A top Republican leader in the House of Representatives last week urged fellow Republicans to continue into the fall and winter their fight against what he called “job-destroying regulations” and their support of business tax relief and general regulatory reform.
Majority Leader Eric I. Cantor (R-Va.) singled out 10 proposed environmental, labor, and health regulations, which he promised to block. These include air pollution control technologies for power plants, industrial boilers, and cement plants, as well as regulatory proposals for coal ash, airborne particulate matter, greenhouse gases, and union organizing.
Following Cantor’s call, House Republicans set their first oversight hearing—regarding regulatory relief for cement makers—for Sept. 8.

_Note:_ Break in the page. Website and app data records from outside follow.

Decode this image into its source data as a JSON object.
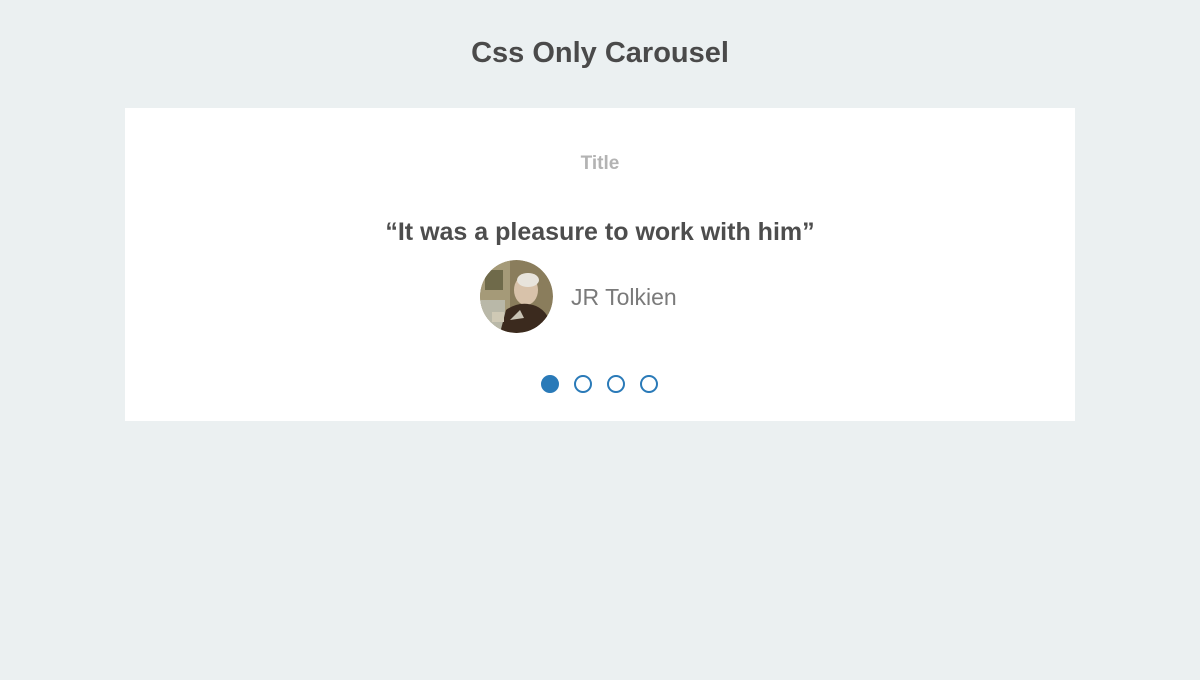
{
  "page": {
    "title": "Css Only Carousel"
  },
  "carousel": {
    "slide": {
      "title": "Title",
      "quote": "“It was a pleasure to work with him”",
      "author": "JR Tolkien"
    },
    "dots": [
      {
        "active": true
      },
      {
        "active": false
      },
      {
        "active": false
      },
      {
        "active": false
      }
    ],
    "accent_color": "#2a7ab8"
  }
}
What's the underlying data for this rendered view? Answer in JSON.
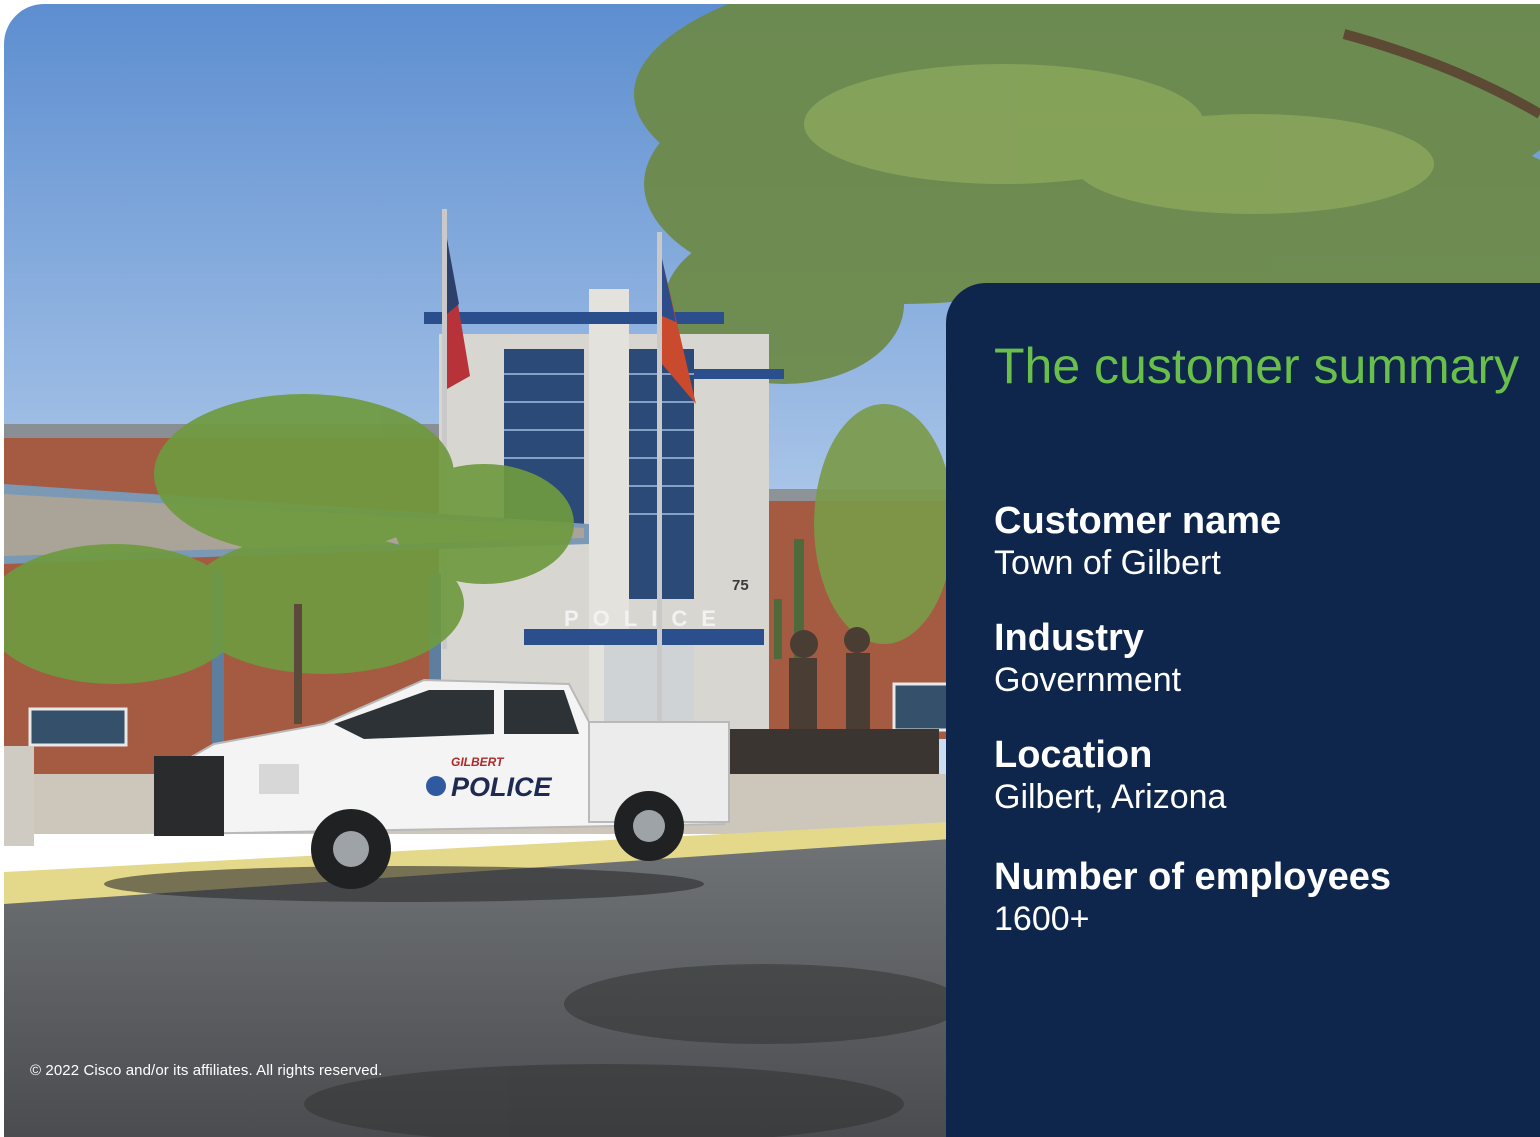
{
  "colors": {
    "panel_background": "#0e264c",
    "heading_accent": "#6abf4b",
    "text_light": "#ffffff"
  },
  "photo": {
    "sign_text": "POLICE",
    "building_number": "75",
    "truck_text_small": "GILBERT",
    "truck_text_large": "POLICE"
  },
  "summary": {
    "heading": "The customer summary",
    "fields": [
      {
        "label": "Customer name",
        "value": "Town of Gilbert"
      },
      {
        "label": "Industry",
        "value": "Government"
      },
      {
        "label": "Location",
        "value": "Gilbert, Arizona"
      },
      {
        "label": "Number of employees",
        "value": "1600+"
      }
    ]
  },
  "footer": {
    "copyright": "© 2022 Cisco and/or its affiliates. All rights reserved."
  }
}
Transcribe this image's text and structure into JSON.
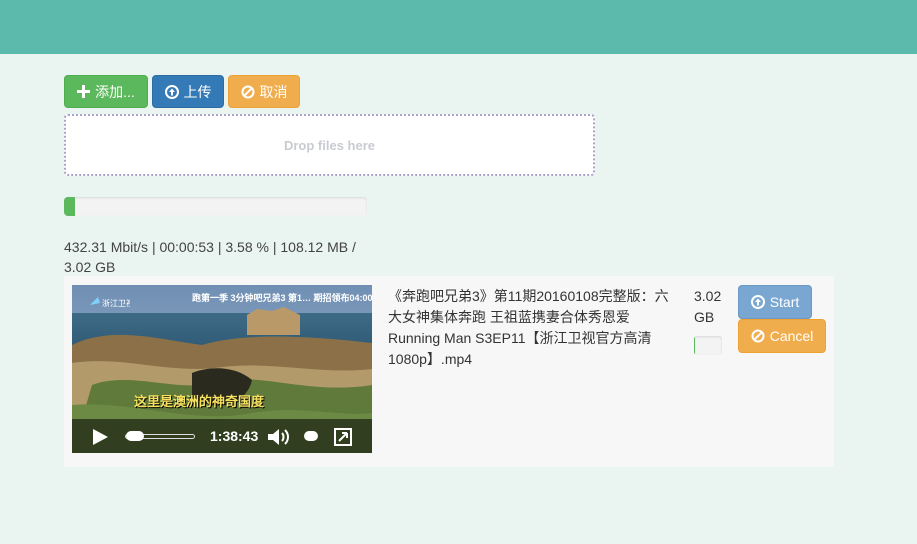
{
  "toolbar": {
    "add_label": "添加...",
    "upload_label": "上传",
    "cancel_label": "取消"
  },
  "dropzone": {
    "text": "Drop files here"
  },
  "global_progress": {
    "percent": 3.58
  },
  "stats": {
    "text": "432.31 Mbit/s | 00:00:53 | 3.58 % | 108.12 MB / 3.02 GB"
  },
  "file": {
    "name": "《奔跑吧兄弟3》第11期20160108完整版：六大女神集体奔跑 王祖蓝携妻合体秀恩爱 Running Man S3EP11【浙江卫视官方高清1080p】.mp4",
    "size": "3.02 GB",
    "progress_percent": 3.58,
    "start_label": "Start",
    "cancel_label": "Cancel"
  },
  "video": {
    "time": "1:38:43",
    "logo_text": "浙江卫视",
    "top_caption": "跑第一季 3分钟吧兄弟3 第1… 期招领布04:00",
    "subtitle": "这里是澳洲的神奇国度"
  },
  "colors": {
    "topbar": "#5bbaab",
    "success": "#5cb85c",
    "primary": "#337ab7",
    "warning": "#f0ad4e",
    "background": "#eaf4f1"
  }
}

Also last week, President Barack Obama told federal departments to identify and speed government review and permitting for at least three large infrastructure projects with high job potential, and he set Sept. 8 for an address to Congress to announce his job creation program. That date was Obama’s second choice, however; his first choice met with Republican objections.
Politics aside, economic studies find that spending to conform to environmental regulations is either job neutral or positive. Looking at spending at pulp and paper mills, plastic manufacturers, petroleum refiners, and iron and steel mills, researchers at Resources for the Future, a nonprofit group, found meeting environmental regulations to be labor intensive, resulting in a net gain of 1.5 to 6.9 jobs per $1 million spent primarily for air pollution reductions.